An adventure that's too big for just one game — but how big exactly?

We've known for a while that Final Fantasy 7 Remake will be coming out in multiple parts. In order to make a modern game based on Final Fantasy 7's framework, Square Enix would've had to cut content to make the whole thing fit in a single title. Instead of doing that, Nomura and Kitase decided to release Final Fantasy 7 Remake in multiple installments, giving them room to (re-)tell the story the way that they want to.

We do not know, however, exactly how many parts that is. At first, people assumed that the game would be truly episodic, like The Walking Dead or Square Enix's own Life Is Strange. Later, Nomura and Kitase claimed that Final Fantasy 7 Remake will be more like the Final Fantasy 13 franchise, which contains three full-sized stand-alone games. That's interesting, but it doesn't really explain how many installments of Final Fantasy 7 Remake we're getting, or how much story each one will cover.
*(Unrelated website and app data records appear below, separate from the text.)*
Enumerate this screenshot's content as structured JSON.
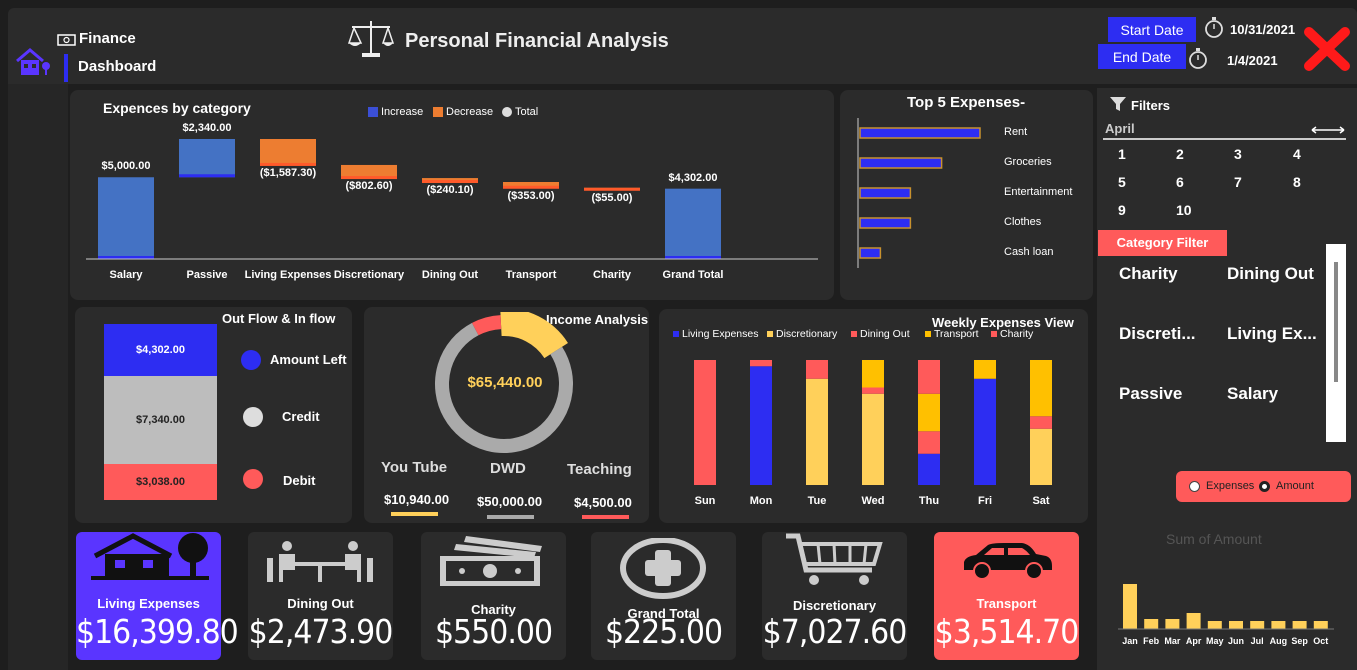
{
  "header": {
    "app_line1": "Finance",
    "app_line2": "Dashboard",
    "title": "Personal Financial Analysis",
    "start_label": "Start Date",
    "end_label": "End Date",
    "start_date": "10/31/2021",
    "end_date": "1/4/2021"
  },
  "waterfall": {
    "title": "Expences by category",
    "legend": [
      "Increase",
      "Decrease",
      "Total"
    ],
    "categories": [
      "Salary",
      "Passive",
      "Living Expenses",
      "Discretionary",
      "Dining Out",
      "Transport",
      "Charity",
      "Grand Total"
    ],
    "labels": [
      "$5,000.00",
      "$2,340.00",
      "($1,587.30)",
      "($802.60)",
      "($240.10)",
      "($353.00)",
      "($55.00)",
      "$4,302.00"
    ]
  },
  "top5": {
    "title": "Top 5 Expenses-",
    "items": [
      "Rent",
      "Groceries",
      "Entertainment",
      "Clothes",
      "Cash loan"
    ]
  },
  "filters": {
    "title": "Filters",
    "month": "April",
    "days": [
      "1",
      "2",
      "3",
      "4",
      "5",
      "6",
      "7",
      "8",
      "9",
      "10"
    ],
    "category_title": "Category Filter",
    "categories": [
      "Charity",
      "Dining Out",
      "Discreti...",
      "Living Ex...",
      "Passive",
      "Salary"
    ],
    "radio_expenses": "Expenses",
    "radio_amount": "Amount",
    "sum_title": "Sum of Amount"
  },
  "outflow": {
    "title": "Out Flow & In flow",
    "values": [
      "$4,302.00",
      "$7,340.00",
      "$3,038.00"
    ],
    "legend": [
      "Amount Left",
      "Credit",
      "Debit"
    ]
  },
  "income": {
    "title": "Income Analysis",
    "total": "$65,440.00",
    "sources": [
      "You Tube",
      "DWD",
      "Teaching"
    ],
    "amounts": [
      "$10,940.00",
      "$50,000.00",
      "$4,500.00"
    ]
  },
  "weekly": {
    "title": "Weekly Expenses View",
    "legend": [
      "Living Expenses",
      "Discretionary",
      "Dining Out",
      "Transport",
      "Charity"
    ],
    "days": [
      "Sun",
      "Mon",
      "Tue",
      "Wed",
      "Thu",
      "Fri",
      "Sat"
    ]
  },
  "cards": [
    {
      "label": "Living Expenses",
      "value": "$16,399.80"
    },
    {
      "label": "Dining Out",
      "value": "$2,473.90"
    },
    {
      "label": "Charity",
      "value": "$550.00"
    },
    {
      "label": "Grand Total",
      "value": "$225.00"
    },
    {
      "label": "Discretionary",
      "value": "$7,027.60"
    },
    {
      "label": "Transport",
      "value": "$3,514.70"
    }
  ],
  "colors": {
    "blue": "#2d2df2",
    "orange": "#ed7d31",
    "yellow": "#ffd05a",
    "red": "#ff5a5a",
    "purple": "#5a35ff",
    "grey": "#bdbdbd"
  },
  "chart_data": [
    {
      "type": "bar",
      "subtype": "waterfall",
      "title": "Expences by category",
      "categories": [
        "Salary",
        "Passive",
        "Living Expenses",
        "Discretionary",
        "Dining Out",
        "Transport",
        "Charity",
        "Grand Total"
      ],
      "values": [
        5000,
        2340,
        -1587.3,
        -802.6,
        -240.1,
        -353,
        -55,
        4302
      ],
      "legend": [
        "Increase",
        "Decrease",
        "Total"
      ]
    },
    {
      "type": "bar",
      "orientation": "horizontal",
      "title": "Top 5 Expenses-",
      "categories": [
        "Rent",
        "Groceries",
        "Entertainment",
        "Clothes",
        "Cash loan"
      ],
      "values": [
        100,
        68,
        42,
        42,
        17
      ]
    },
    {
      "type": "bar",
      "subtype": "stacked",
      "title": "Out Flow & In flow",
      "categories": [
        "Amount Left",
        "Credit",
        "Debit"
      ],
      "values": [
        4302,
        7340,
        3038
      ]
    },
    {
      "type": "pie",
      "subtype": "donut",
      "title": "Income Analysis",
      "categories": [
        "You Tube",
        "DWD",
        "Teaching"
      ],
      "values": [
        10940,
        50000,
        4500
      ],
      "center_label": "$65,440.00"
    },
    {
      "type": "bar",
      "subtype": "stacked_percent",
      "title": "Weekly Expenses View",
      "categories": [
        "Sun",
        "Mon",
        "Tue",
        "Wed",
        "Thu",
        "Fri",
        "Sat"
      ],
      "series": [
        {
          "name": "Living Expenses",
          "values": [
            0,
            95,
            0,
            0,
            25,
            85,
            0
          ]
        },
        {
          "name": "Discretionary",
          "values": [
            0,
            0,
            85,
            73,
            0,
            0,
            45
          ]
        },
        {
          "name": "Dining Out",
          "values": [
            100,
            5,
            15,
            5,
            18,
            0,
            10
          ]
        },
        {
          "name": "Transport",
          "values": [
            0,
            0,
            0,
            22,
            30,
            15,
            45
          ]
        },
        {
          "name": "Charity",
          "values": [
            0,
            0,
            0,
            0,
            27,
            0,
            0
          ]
        }
      ]
    },
    {
      "type": "bar",
      "title": "Sum of Amount",
      "categories": [
        "Jan",
        "Feb",
        "Mar",
        "Apr",
        "May",
        "Jun",
        "Jul",
        "Aug",
        "Sep",
        "Oct"
      ],
      "values": [
        45,
        10,
        10,
        16,
        8,
        8,
        8,
        8,
        8,
        8
      ]
    }
  ]
}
The latest round of rumors indicate that Final Fantasy 7 Remake will be split in half, with the first episode covering the first disc of the original game, which ends with Final Fantasy 7's infamous death scene — you know the one. Other reports claim that there will be three Final Fantasy 7 Remake titles, and that the first one will take place entirely in Midgar. Either way, get ready for more detailed environments, a lot of extra content, and, most likely, a price tag above $60 if you want to get the whole story.

E3, where all your fantasies come true

In May 2019, something miraculous happened. Just when Final Fantasy 7 Remake was starting to join games like Half-Life 3, Beyond Good & Evil 2, and other highly anticipated titles that don't seem like they're ever going to come out, Square Enix surprised everyone by dropping a brand new trailer proving that, yes, the game is real, and yes, it looks gorgeous.

Square Enix didn't provide much more information, and after a four-year wait, that trailer is awfully short, but we should see more soon. In a post on the official PlayStation Blog, Kitase said that Square Enix is "preparing to release more official information in June." You know what else happens in June? Why, E3, of course. In fact, in 2019 Square Enix will hold its own E3 press event for the first time in years. The company must have something big to show — and what could be bigger than Final Fantasy 7 Remake?

Rumors indicate that the E3 press conference might even be followed by a PlayStation Plus-exclusive Final Fantasy 7 Remake demo, which would be enough for Square Enix to win E3 with a single announcement. If you're a Final Fantasy fan, pay attention to what's happening in Los Angeles on Monday, June 10 at 6 p.m. (Pacific). You may very well like what you see.